(How to complete this task): Line tally for the word "group": count the lines below that contain it and reply with the number alone.

Page and application data records
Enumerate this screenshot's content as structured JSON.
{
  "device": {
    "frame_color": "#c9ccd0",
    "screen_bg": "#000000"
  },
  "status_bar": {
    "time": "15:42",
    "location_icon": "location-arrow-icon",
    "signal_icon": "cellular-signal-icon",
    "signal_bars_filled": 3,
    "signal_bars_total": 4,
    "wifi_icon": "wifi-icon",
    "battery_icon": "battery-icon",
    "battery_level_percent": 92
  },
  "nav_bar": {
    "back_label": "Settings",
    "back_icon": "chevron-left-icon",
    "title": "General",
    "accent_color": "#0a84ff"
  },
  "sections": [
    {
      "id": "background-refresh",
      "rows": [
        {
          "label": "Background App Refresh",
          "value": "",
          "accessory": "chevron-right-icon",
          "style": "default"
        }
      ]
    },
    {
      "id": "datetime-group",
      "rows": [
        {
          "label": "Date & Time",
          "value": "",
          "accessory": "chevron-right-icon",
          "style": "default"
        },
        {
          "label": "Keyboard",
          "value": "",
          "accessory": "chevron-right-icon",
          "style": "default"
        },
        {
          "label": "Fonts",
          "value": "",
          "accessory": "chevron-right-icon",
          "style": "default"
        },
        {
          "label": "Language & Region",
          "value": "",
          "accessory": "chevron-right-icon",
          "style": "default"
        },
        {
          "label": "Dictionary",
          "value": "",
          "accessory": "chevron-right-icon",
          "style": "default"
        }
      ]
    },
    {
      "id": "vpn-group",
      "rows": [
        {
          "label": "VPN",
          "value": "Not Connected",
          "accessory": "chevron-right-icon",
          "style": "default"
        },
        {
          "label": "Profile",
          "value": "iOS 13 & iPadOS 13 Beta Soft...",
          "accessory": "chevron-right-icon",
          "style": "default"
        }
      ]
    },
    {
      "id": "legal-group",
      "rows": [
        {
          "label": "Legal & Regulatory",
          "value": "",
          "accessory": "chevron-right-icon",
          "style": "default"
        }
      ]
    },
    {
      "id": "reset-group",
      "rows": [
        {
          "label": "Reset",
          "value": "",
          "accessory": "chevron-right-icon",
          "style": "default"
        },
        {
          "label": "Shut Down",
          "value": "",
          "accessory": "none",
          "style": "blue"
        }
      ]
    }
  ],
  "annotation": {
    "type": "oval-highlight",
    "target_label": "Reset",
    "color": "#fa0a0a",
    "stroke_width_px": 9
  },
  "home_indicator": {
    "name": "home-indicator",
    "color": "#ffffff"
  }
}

(Exercise result): 4